“I must do this myself” might mean it gets done faster, better, neater etc… (or not!), but regardless, it keeps us in the forever cycle of overwhelm. Because, my friend, if you feel this way about dog care, you probably feel it even stronger in other areas of your life too!

→ Action: Getting others to help ←

Are there areas of dog-care that others can help me with?

  • Ask the kids to feed the dog (regular chores)
  • Ask your spouse to add a dog walk after she comes home from work (or after dinner)
  • Ask the teenager across the street to dogsit one afternoon so you can visit a good friend across town
  • Hire a dog walker a few days a week so your dog gets more exercise and you can get some time back for other things

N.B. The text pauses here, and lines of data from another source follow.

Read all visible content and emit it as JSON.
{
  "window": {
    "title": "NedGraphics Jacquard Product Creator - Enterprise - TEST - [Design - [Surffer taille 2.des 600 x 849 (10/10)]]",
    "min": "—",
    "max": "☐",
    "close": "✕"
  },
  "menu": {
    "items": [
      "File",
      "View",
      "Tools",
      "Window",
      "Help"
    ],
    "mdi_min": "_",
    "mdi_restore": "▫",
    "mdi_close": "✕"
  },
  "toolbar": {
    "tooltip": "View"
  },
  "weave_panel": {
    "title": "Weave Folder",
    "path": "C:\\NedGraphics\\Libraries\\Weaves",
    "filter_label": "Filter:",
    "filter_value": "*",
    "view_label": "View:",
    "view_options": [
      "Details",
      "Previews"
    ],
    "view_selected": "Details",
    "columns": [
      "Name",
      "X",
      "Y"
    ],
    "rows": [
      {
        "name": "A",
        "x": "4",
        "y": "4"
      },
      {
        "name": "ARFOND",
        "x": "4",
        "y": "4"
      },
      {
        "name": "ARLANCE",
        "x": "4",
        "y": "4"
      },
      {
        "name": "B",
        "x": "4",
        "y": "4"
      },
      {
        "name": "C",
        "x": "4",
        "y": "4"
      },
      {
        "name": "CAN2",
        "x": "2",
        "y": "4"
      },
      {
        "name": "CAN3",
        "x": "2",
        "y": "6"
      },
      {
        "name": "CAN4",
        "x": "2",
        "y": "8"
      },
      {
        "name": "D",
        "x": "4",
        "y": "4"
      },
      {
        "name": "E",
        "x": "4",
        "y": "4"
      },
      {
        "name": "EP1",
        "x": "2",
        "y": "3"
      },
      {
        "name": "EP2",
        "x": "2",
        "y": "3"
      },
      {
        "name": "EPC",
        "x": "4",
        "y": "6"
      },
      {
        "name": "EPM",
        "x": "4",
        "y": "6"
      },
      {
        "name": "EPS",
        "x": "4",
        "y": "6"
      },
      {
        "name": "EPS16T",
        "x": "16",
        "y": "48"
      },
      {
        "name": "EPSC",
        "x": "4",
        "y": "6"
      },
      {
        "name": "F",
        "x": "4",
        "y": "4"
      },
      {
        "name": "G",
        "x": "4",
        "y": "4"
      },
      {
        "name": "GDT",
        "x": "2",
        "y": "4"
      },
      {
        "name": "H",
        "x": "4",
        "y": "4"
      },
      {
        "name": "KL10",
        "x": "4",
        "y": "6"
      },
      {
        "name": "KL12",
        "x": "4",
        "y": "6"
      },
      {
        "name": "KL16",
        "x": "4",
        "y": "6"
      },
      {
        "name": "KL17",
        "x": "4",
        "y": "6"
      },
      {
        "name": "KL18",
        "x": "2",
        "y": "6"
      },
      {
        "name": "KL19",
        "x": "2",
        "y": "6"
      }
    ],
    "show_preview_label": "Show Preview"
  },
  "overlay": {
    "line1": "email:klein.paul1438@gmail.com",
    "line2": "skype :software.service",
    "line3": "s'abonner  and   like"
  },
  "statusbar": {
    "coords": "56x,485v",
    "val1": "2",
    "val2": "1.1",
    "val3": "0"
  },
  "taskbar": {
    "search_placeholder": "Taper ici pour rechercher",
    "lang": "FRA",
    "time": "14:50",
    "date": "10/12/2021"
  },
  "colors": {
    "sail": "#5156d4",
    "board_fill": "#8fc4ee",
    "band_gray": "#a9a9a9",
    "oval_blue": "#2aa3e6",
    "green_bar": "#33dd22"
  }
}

It is okay if your helpers don’t do it exactly the same way you do! And, while you might need to review some manners or dog training with your dog as a result, it is okay! You and your dog will figure this out!

3. Does this need to be done now?

Ahhh, this is my favorite question! This is where we sit down and brain dump all the things!

Go ahead and list every single thing that needs to be done, improved, reinforced, taught.

Just the act of writing it down will make you feel better! Your to-do list will leave your brain (where we hold it indefinitely) and place it safely onto a piece of paper.

There you will see that your list of what needs to get done is exhaustive and unrealistic. We can’t make all of the things on that list a TOP priority!

So, the next step after the brain dump is to sort and categorize:

  • Most important
  • Can wait until later
  • Can I get help with this

In my online course, The Puppy System, I actually do this work for my students!  I know it is impossible to train your dog ALL the correct behaviors on day 1! That would be a recipe for overwhelm!

So, each week I deliver the next set of lessons! Training is wrapped up in a nice bow and delivered to their inbox so the priorities and lessons are sequenced step by step- removing the burden of having to work on every aspect of training all at once!

How is a new puppy parent supposed to know where to start?

You can do this sorting and sequencing for yourself, whatever stage you are in with your dog. Here are some tips to help you prioritize:

1. Begin with a foundational area that needs attention sooner rather than later. Is there a behavior that is either dangerous (won’t come when called), or violent (reactive/aggressive) or a daily nuicance (barking, pulling on leash, jumping…)

2. Once you have picked a foundational behavior to work on first- prioritize it!

3. Make a game plan! How will you begin to improve this behavior?

4. Research solutions, ask friends for advice, hire a trainer!

5. Implement and stick with it!

→ Action: Pick a foundational behavior as your top priority to work on now. ←

Make a game plan for how to begin working toward improvement in this area

The game plan becomes a commitment, and you will feel a sense of relief that you know exactly what to work on first!

While there are going to be other behaviors on your list that are also important to you, they can wait until later.

Dre Nolon is the founder of My Loyal Hound, a digital space where dog parents can find tips, resources and training methods for building strong, loving relationships with their canine counterparts. Dre is also the creator of The Puppy System, an easy-to-follow virtual puppy training course that turns new puppy parents into confident leaders raising the dogs of their dreams – in just four weeks! Learn more about The Puppy System and enroll today here.